Task brief
State how many lines in the records below contain the string "lollo", and give nothing besides that number.

*** Opening Given data ***

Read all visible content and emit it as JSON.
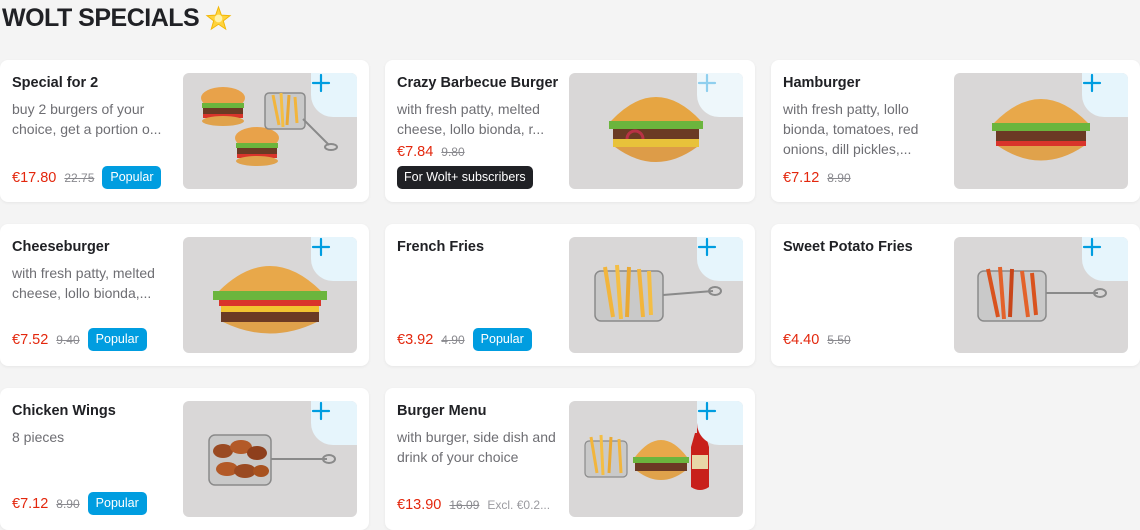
{
  "section": {
    "title": "WOLT SPECIALS",
    "icon": "star-icon"
  },
  "colors": {
    "accent": "#009de0",
    "price": "#e3270d",
    "dark_badge": "#202125",
    "image_bg": "#d9d7d7"
  },
  "items": [
    {
      "name": "Special for 2",
      "description": "buy 2 burgers of your choice, get a portion o...",
      "price": "€17.80",
      "old_price": "22.75",
      "badge": "Popular",
      "image": "two-burgers-fries-image"
    },
    {
      "name": "Crazy Barbecue Burger",
      "description": "with fresh patty, melted cheese, lollo bionda, r...",
      "price": "€7.84",
      "old_price": "9.80",
      "badge": "For Wolt+ subscribers",
      "image": "bbq-burger-image"
    },
    {
      "name": "Hamburger",
      "description": "with fresh patty, lollo bionda, tomatoes, red onions, dill pickles,...",
      "price": "€7.12",
      "old_price": "8.90",
      "badge": "",
      "image": "hamburger-image"
    },
    {
      "name": "Cheeseburger",
      "description": "with fresh patty, melted cheese, lollo bionda,...",
      "price": "€7.52",
      "old_price": "9.40",
      "badge": "Popular",
      "image": "cheeseburger-image"
    },
    {
      "name": "French Fries",
      "description": "",
      "price": "€3.92",
      "old_price": "4.90",
      "badge": "Popular",
      "image": "fries-basket-image"
    },
    {
      "name": "Sweet Potato Fries",
      "description": "",
      "price": "€4.40",
      "old_price": "5.50",
      "badge": "",
      "image": "sweet-potato-fries-image"
    },
    {
      "name": "Chicken Wings",
      "description": "8 pieces",
      "price": "€7.12",
      "old_price": "8.90",
      "badge": "Popular",
      "image": "chicken-wings-image"
    },
    {
      "name": "Burger Menu",
      "description": "with burger, side dish and drink of your choice",
      "price": "€13.90",
      "old_price": "16.09",
      "excl": "Excl. €0.2...",
      "badge": "",
      "image": "burger-menu-image"
    }
  ]
}
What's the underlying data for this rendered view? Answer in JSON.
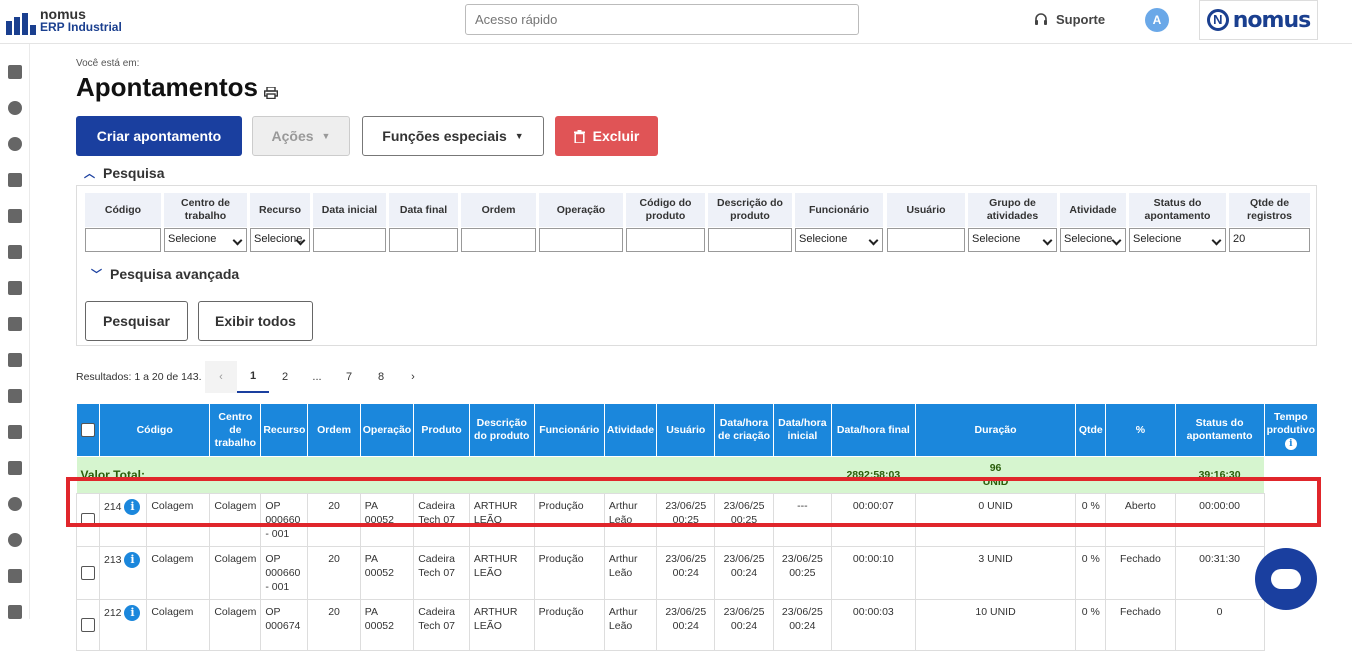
{
  "header": {
    "logo_line1": "nomus",
    "logo_line2": "ERP Industrial",
    "search_placeholder": "Acesso rápido",
    "support_label": "Suporte",
    "avatar_initial": "A",
    "brand_text": "nomus",
    "brand_letter": "N"
  },
  "page": {
    "breadcrumb": "Você está em:",
    "title": "Apontamentos"
  },
  "toolbar": {
    "create_label": "Criar apontamento",
    "actions_label": "Ações",
    "special_label": "Funções especiais",
    "delete_label": "Excluir"
  },
  "filters": {
    "section_label": "Pesquisa",
    "advanced_label": "Pesquisa avançada",
    "columns": [
      "Código",
      "Centro de trabalho",
      "Recurso",
      "Data inicial",
      "Data final",
      "Ordem",
      "Operação",
      "Código do produto",
      "Descrição do produto",
      "Funcionário",
      "Usuário",
      "Grupo de atividades",
      "Atividade",
      "Status do apontamento",
      "Qtde de registros"
    ],
    "values": [
      "",
      "Selecione",
      "Selecione",
      "",
      "",
      "",
      "",
      "",
      "",
      "Selecione",
      "",
      "Selecione",
      "Selecione",
      "Selecione",
      "20"
    ],
    "search_button": "Pesquisar",
    "show_all_button": "Exibir todos"
  },
  "pagination": {
    "results_text": "Resultados: 1 a 20 de 143.",
    "prev": "‹",
    "pages": [
      "1",
      "2",
      "...",
      "7",
      "8"
    ],
    "next": "›",
    "current": "1"
  },
  "table": {
    "headers": [
      "Código",
      "Centro de trabalho",
      "Recurso",
      "Ordem",
      "Operação",
      "Produto",
      "Descrição do produto",
      "Funcionário",
      "Atividade",
      "Usuário",
      "Data/hora de criação",
      "Data/hora inicial",
      "Data/hora final",
      "Duração",
      "Qtde",
      "%",
      "Status do apontamento",
      "Tempo produtivo"
    ],
    "total": {
      "label": "Valor Total:",
      "duration": "2892:58:03",
      "qty": "96",
      "unit": "UNID",
      "productive": "39:16:30"
    },
    "rows": [
      {
        "code": "214",
        "center": "Colagem",
        "resource": "Colagem",
        "order": "OP 000660 - 001",
        "operation": "20",
        "product": "PA 00052",
        "description": "Cadeira Tech 07",
        "employee": "ARTHUR LEÃO",
        "activity": "Produção",
        "user": "Arthur Leão",
        "created": "23/06/25 00:25",
        "start": "23/06/25 00:25",
        "end": "---",
        "duration": "00:00:07",
        "qty": "0 UNID",
        "pct": "0 %",
        "status": "Aberto",
        "productive": "00:00:00"
      },
      {
        "code": "213",
        "center": "Colagem",
        "resource": "Colagem",
        "order": "OP 000660 - 001",
        "operation": "20",
        "product": "PA 00052",
        "description": "Cadeira Tech 07",
        "employee": "ARTHUR LEÃO",
        "activity": "Produção",
        "user": "Arthur Leão",
        "created": "23/06/25 00:24",
        "start": "23/06/25 00:24",
        "end": "23/06/25 00:25",
        "duration": "00:00:10",
        "qty": "3 UNID",
        "pct": "0 %",
        "status": "Fechado",
        "productive": "00:31:30"
      },
      {
        "code": "212",
        "center": "Colagem",
        "resource": "Colagem",
        "order": "OP 000674",
        "operation": "20",
        "product": "PA 00052",
        "description": "Cadeira Tech 07",
        "employee": "ARTHUR LEÃO",
        "activity": "Produção",
        "user": "Arthur Leão",
        "created": "23/06/25 00:24",
        "start": "23/06/25 00:24",
        "end": "23/06/25 00:24",
        "duration": "00:00:03",
        "qty": "10 UNID",
        "pct": "0 %",
        "status": "Fechado",
        "productive": "0"
      }
    ]
  },
  "colors": {
    "primary": "#1a3f9f",
    "header_blue": "#1b87dc",
    "danger": "#e05456",
    "total_bg": "#d6f5cf",
    "highlight": "#e0262b"
  }
}
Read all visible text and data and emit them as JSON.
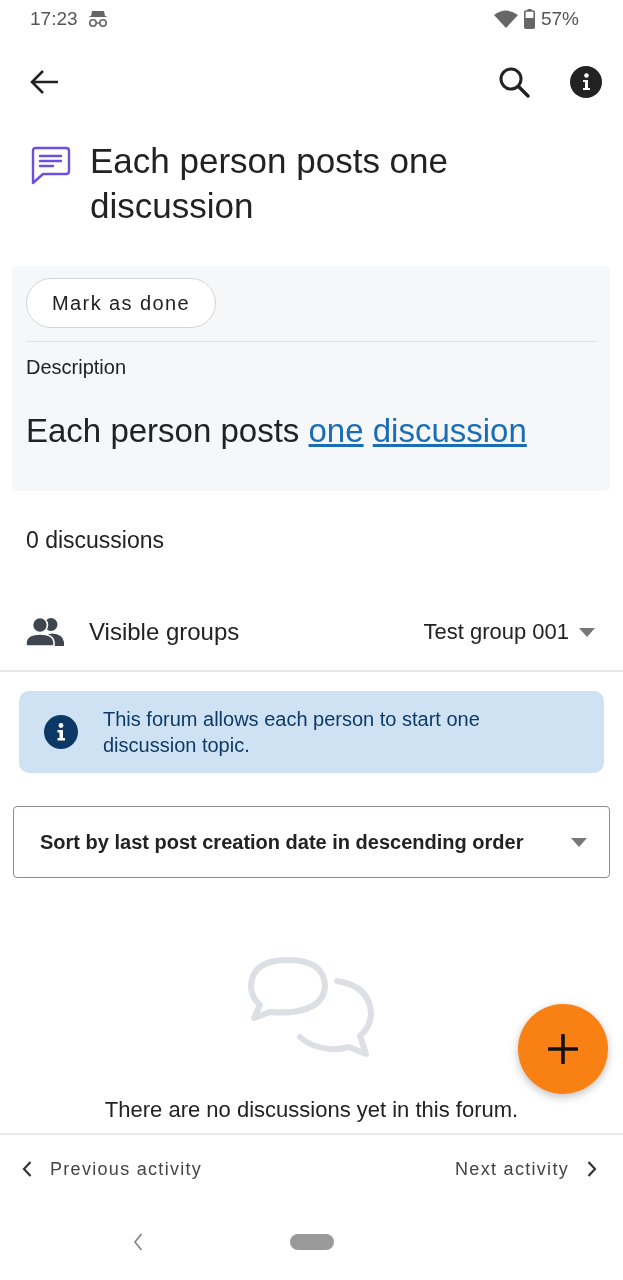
{
  "status_bar": {
    "time": "17:23",
    "battery": "57%"
  },
  "title": "Each person posts one discussion",
  "card": {
    "mark_done_button": "Mark as done",
    "description_label": "Description",
    "description_parts": [
      {
        "kind": "text",
        "text": "Each person posts"
      },
      {
        "kind": "link",
        "text": "one"
      },
      {
        "kind": "link",
        "text": "discussion"
      }
    ]
  },
  "discussion_count": "0 discussions",
  "groups": {
    "label": "Visible groups",
    "value": "Test group 001"
  },
  "alert": {
    "text": "This forum allows each person to start one discussion topic."
  },
  "sort": {
    "value": "Sort by last post creation date in descending order"
  },
  "empty_state": {
    "message": "There are no discussions yet in this forum."
  },
  "footer": {
    "previous": "Previous activity",
    "next": "Next activity"
  }
}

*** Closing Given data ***

Output
3